Review: The Chariot, “Wars and Rumors of Wars”
Former frontman of Norma Jean, Josh Scogin, is back with his band The Chariot, seven years after he left. The Chariot is continually known for their energetic live shows that usually consist of destruction of the set through a half hour or more of mayhem. After two full length records and an EP of re-released songs, the band has arrive with what may be their most concrete and tightly produced album to date. Wars and Rumors of Wars showcases the band doing what they do best: brutally attacking every track with, at most, two and a half to three minutes of gut-wrenching guitars, squeals of feedback, and Scogin’s signature screaming. This album sees Scogin pushing his vocals to what seems like their breaking point, specifically on tracks where it’s evident that he had to breath in and out hard during the recordings, which gives the listener a whole new experience in hardcore music.
Tracks like the opener “Teach:” and “Evolve:” have constant guitars and it appears that sounds of hard guitar and drum beats are coming at you from all angles. In both songs it appears Scogin messed up on a lyric or two, but made up for it by just coming back with a random and more scream thrown in, which shows how improvisational their practices and recordings can be. “Impress.” shows the band moving towards a bit more of an epic feel, with haunting riffs for the last minute of the song, before Scogin and crew throw us back into the mayhem with “Never I”, which boasts spiritually relevant lyrics like “To sing of love or to sing of faith / is a lonely road / but I walk in faith.” The song then ends with the cryptic yet powerful lyrics pounded out in guttural screams, “This is for the earth that slept too late / Bless the thief” and a seemingly triumphant whistling begins, leading into the odd beginning of “Giveth”.

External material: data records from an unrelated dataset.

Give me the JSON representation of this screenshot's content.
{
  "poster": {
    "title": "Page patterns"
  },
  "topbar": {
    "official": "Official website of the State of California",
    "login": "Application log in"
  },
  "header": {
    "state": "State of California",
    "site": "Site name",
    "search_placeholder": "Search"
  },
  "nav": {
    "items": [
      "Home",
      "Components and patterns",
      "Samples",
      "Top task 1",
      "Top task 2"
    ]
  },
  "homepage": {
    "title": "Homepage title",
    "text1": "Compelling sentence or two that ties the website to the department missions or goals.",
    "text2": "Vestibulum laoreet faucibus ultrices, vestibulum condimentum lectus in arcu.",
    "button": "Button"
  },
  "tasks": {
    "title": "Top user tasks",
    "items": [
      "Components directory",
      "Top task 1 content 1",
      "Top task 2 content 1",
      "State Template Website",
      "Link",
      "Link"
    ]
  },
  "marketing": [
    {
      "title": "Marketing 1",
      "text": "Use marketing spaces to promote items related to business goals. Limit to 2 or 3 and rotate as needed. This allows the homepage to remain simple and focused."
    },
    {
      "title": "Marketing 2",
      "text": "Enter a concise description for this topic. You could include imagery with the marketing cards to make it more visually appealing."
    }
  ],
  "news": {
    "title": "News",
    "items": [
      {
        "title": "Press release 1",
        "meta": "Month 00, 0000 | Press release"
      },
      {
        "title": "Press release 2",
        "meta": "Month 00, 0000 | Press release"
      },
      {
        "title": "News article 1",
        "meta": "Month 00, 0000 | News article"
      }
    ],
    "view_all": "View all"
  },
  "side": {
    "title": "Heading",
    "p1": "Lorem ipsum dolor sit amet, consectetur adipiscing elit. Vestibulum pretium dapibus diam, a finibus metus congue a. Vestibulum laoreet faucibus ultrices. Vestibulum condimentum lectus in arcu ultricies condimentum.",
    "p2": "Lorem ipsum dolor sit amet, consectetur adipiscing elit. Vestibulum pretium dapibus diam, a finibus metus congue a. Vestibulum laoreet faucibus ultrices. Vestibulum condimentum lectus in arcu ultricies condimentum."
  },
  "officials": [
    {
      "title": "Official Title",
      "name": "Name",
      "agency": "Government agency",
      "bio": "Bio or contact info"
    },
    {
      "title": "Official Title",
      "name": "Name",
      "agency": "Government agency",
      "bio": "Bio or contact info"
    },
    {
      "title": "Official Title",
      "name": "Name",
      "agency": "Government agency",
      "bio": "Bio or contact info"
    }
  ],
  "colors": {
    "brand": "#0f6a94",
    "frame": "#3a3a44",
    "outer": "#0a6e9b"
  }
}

The Chariot isn’t new to using such interesting ways of getting their music and message across, as “Giveth” begins with a country song played in the background for not even two seconds before Scogin comes in yet again with his forceful nature. This record seems to showcase the band with a much better handle on their instrumentation and production, and they’re experimenting as well, as the whole band comes together to do gang vocals on a track or two. “Giveth” ends with a large buildup and screaming in the foreground, and gang vocals complimenting every scream Scogin lets out. “Abandon” almost appears that it’s going to be an acoustic and instrumental song, when screams nearly rip through the blackness of silence to compliment each sound with the lyrics “Is this a blessing or a curse? / should I belong to the trend? / At least it’s a tragedy that will only come once.” “Daggers” proves to be an excellent showcase of all the band’s talents, and will make for a great first single for them, accompanied by the over-the-top cartoon-like video.
The band ends the short 10 track album with its longest song to date, and any fan of The Chariot or even Norma Jean will be proud to listen to this six minute epic ending. Overall, these are perfect songs to destroy a stage to, and that’s exactly what The Chariot will likely do with them, with fans and critics watching and loving every second.
Star Rating: 4½ out of 5